Globalisation requires we consider issues of security, the environment and the economy on a regional or worldwide scale. For this to happen various inter-regional and international institutions have emerged to address them, such as the European Union, United Nations and the World Bank. However their democratic nature, indeed if it is possible to be democratic on such a vast scale, is questionable. Furthermore, the recent Transatlantic Trade and Investment Partnership, and Trans Pacific Partnership proposals are viewed suspiciously by many owing to their undemocratic nature, both in how they might come to law and the shifting of power from national/regional government to the unaccountable boardrooms of international corporations.

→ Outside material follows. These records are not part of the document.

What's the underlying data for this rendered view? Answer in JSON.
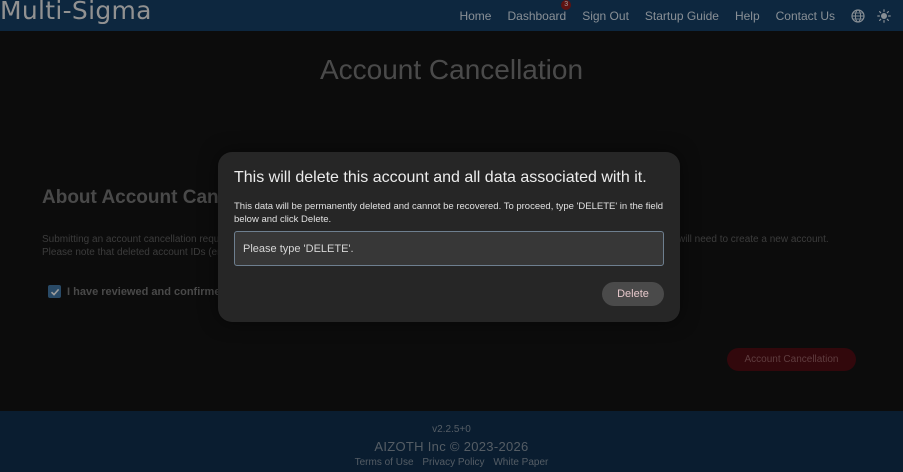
{
  "navbar": {
    "brand": "Multi-Sigma",
    "links": {
      "home": "Home",
      "dashboard": "Dashboard",
      "dashboard_badge": "3",
      "sign_out": "Sign Out",
      "startup_guide": "Startup Guide",
      "help": "Help",
      "contact_us": "Contact Us"
    },
    "icons": [
      "globe-icon",
      "sun-icon"
    ]
  },
  "page": {
    "title": "Account Cancellation",
    "section_title": "About Account Cancel",
    "desc_line1": "Submitting an account cancellation requ",
    "desc_line2": "Please note that deleted account IDs (er",
    "desc_right": "will need to create a new account.",
    "checkbox_label": "I have reviewed and confirmed",
    "checkbox_checked": true,
    "cancel_button": "Account Cancellation"
  },
  "modal": {
    "title": "This will delete this account and all data associated with it.",
    "text": "This data will be permanently deleted and cannot be recovered. To proceed, type 'DELETE' in the field below and click Delete.",
    "input_placeholder": "Please type 'DELETE'.",
    "input_value": "",
    "delete_button": "Delete"
  },
  "footer": {
    "version": "v2.2.5+0",
    "copyright": "AIZOTH Inc © 2023-2026",
    "links": {
      "terms": "Terms of Use",
      "privacy": "Privacy Policy",
      "white_paper": "White Paper"
    }
  },
  "colors": {
    "navbar_bg": "#143a5e",
    "footer_bg": "#0f2c48",
    "modal_bg": "#262626",
    "danger": "#4a0c12",
    "accent": "#3d6e98"
  }
}
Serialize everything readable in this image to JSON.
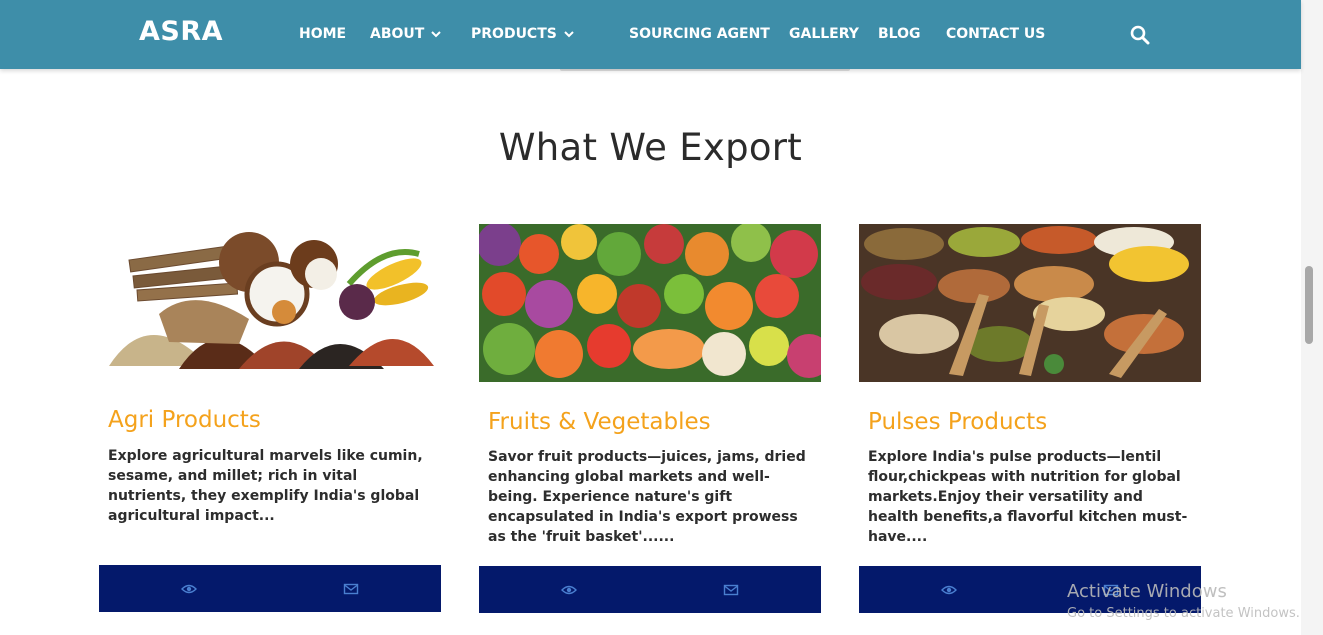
{
  "nav": {
    "brand": "ASRA",
    "items": [
      {
        "label": "HOME"
      },
      {
        "label": "ABOUT"
      },
      {
        "label": "PRODUCTS"
      },
      {
        "label": "SOURCING AGENT"
      },
      {
        "label": "GALLERY"
      },
      {
        "label": "BLOG"
      },
      {
        "label": "CONTACT US"
      }
    ],
    "search_icon": "search-icon"
  },
  "section": {
    "title": "What We Export"
  },
  "cards": [
    {
      "title": "Agri Products",
      "description": "Explore agricultural marvels like cumin, sesame, and millet; rich in vital nutrients, they exemplify India's global agricultural impact...",
      "image": "agri-products-image",
      "icons": [
        "eye-icon",
        "envelope-icon"
      ]
    },
    {
      "title": "Fruits & Vegetables",
      "description": "Savor fruit products—juices, jams, dried enhancing global markets and well-being. Experience nature's gift encapsulated in India's export prowess as the 'fruit basket'......",
      "image": "fruits-vegetables-image",
      "icons": [
        "eye-icon",
        "envelope-icon"
      ]
    },
    {
      "title": "Pulses Products",
      "description": "Explore India's pulse products—lentil flour,chickpeas with nutrition for global markets.Enjoy their versatility and health benefits,a flavorful kitchen must-have....",
      "image": "pulses-products-image",
      "icons": [
        "eye-icon",
        "envelope-icon"
      ]
    }
  ],
  "watermark": {
    "line1": "Activate Windows",
    "line2": "Go to Settings to activate Windows."
  },
  "colors": {
    "navbar": "#3e8ea9",
    "card_title": "#f4a21c",
    "card_bar": "#04196b"
  }
}
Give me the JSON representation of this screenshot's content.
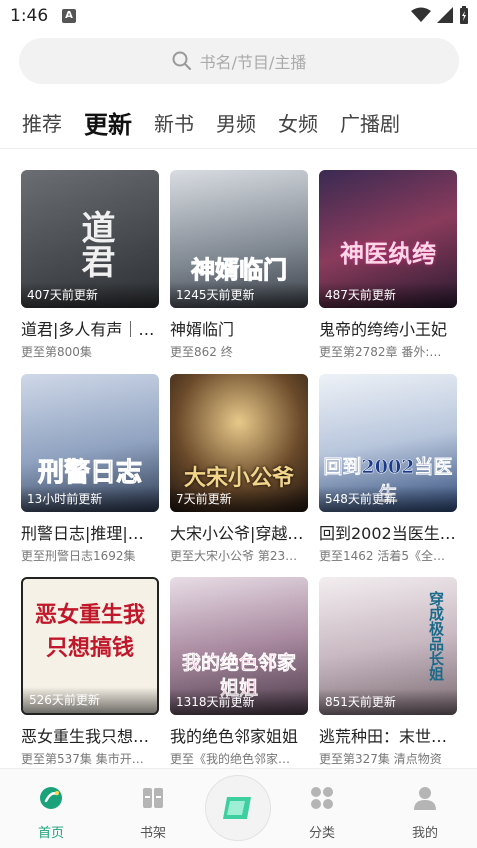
{
  "status_bar": {
    "time": "1:46",
    "notification_letter": "A"
  },
  "search": {
    "placeholder": "书名/节目/主播"
  },
  "tabs": [
    {
      "label": "推荐"
    },
    {
      "label": "更新"
    },
    {
      "label": "新书"
    },
    {
      "label": "男频"
    },
    {
      "label": "女频"
    },
    {
      "label": "广播剧"
    }
  ],
  "books": [
    {
      "badge": "407天前更新",
      "title": "道君|多人有声｜…",
      "subtitle": "更至第800集",
      "cover_text": "道君"
    },
    {
      "badge": "1245天前更新",
      "title": "神婿临门",
      "subtitle": "更至862 终",
      "cover_text": "神婿临门"
    },
    {
      "badge": "487天前更新",
      "title": "鬼帝的绔绔小王妃",
      "subtitle": "更至第2782章 番外:…",
      "cover_text": "神医纨绔"
    },
    {
      "badge": "13小时前更新",
      "title": "刑警日志|推理|…",
      "subtitle": "更至刑警日志1692集",
      "cover_text": "刑警日志"
    },
    {
      "badge": "7天前更新",
      "title": "大宋小公爷|穿越…",
      "subtitle": "更至大宋小公爷 第23…",
      "cover_text": "大宋小公爷"
    },
    {
      "badge": "548天前更新",
      "title": "回到2002当医生…",
      "subtitle": "更至1462 活着5《全…",
      "cover_text": "回到2002当医生"
    },
    {
      "badge": "526天前更新",
      "title": "恶女重生我只想…",
      "subtitle": "更至第537集 集市开…",
      "cover_text": "恶女重生我只想搞钱"
    },
    {
      "badge": "1318天前更新",
      "title": "我的绝色邻家姐姐",
      "subtitle": "更至《我的绝色邻家…",
      "cover_text": "我的绝色邻家姐姐"
    },
    {
      "badge": "851天前更新",
      "title": "逃荒种田：末世…",
      "subtitle": "更至第327集 清点物资",
      "cover_text": "穿成极品长姐"
    }
  ],
  "bottom_nav": [
    {
      "label": "首页",
      "icon": "home-icon"
    },
    {
      "label": "书架",
      "icon": "bookshelf-icon"
    },
    {
      "label": "分类",
      "icon": "category-icon"
    },
    {
      "label": "我的",
      "icon": "profile-icon"
    }
  ],
  "colors": {
    "accent": "#1aa37a"
  }
}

The way forward for democracy must surely be a combination of a number of things. It may involve a more collective, citizen-centric and participatory world rather than the technologies of the digital age being used for the advancement of a privileged few. It should also tie in with a robust educational framework: schools and universities ought to be geared towards training critical thinkers, creative problem-solvers and entrepreneurs that are wired to deal with the brave new world that confronts us. Elections around the world ought to be made more transparent – technology is already helping with this. Information systems must be decentralised. It should be made possible for any person in the world to access all the personal data held on them at any given time by any company or institution, free of charge. Post-school learning in subjects such as digital and technological literacy ought to be made available for free, so that the masses may educate themselves on matters they had previously thought not worth knowing, if they even knew they existed at all.
It seems evident that we hold in our collective tank all the fuel needed to fire ourselves forward, unperturbed through the perpetual tunnel of liberty, with fragile democracy cradled in our arms, so that the world may continue to exist as freely and peacefully as possible. It is worth bearing in mind the great Stephen Hawking’s recent words on the prospect of artificial intelligence, quoted as saying that it would be “either the best, or the worst thing, ever to happen to humanity”. We remain, for now at least, the makers of our own destiny, and it is up to us how we proceed.
Peter Fox is an post-graduate student at Imperial College London
Banner Image: Crowd, James Cridland / Flickr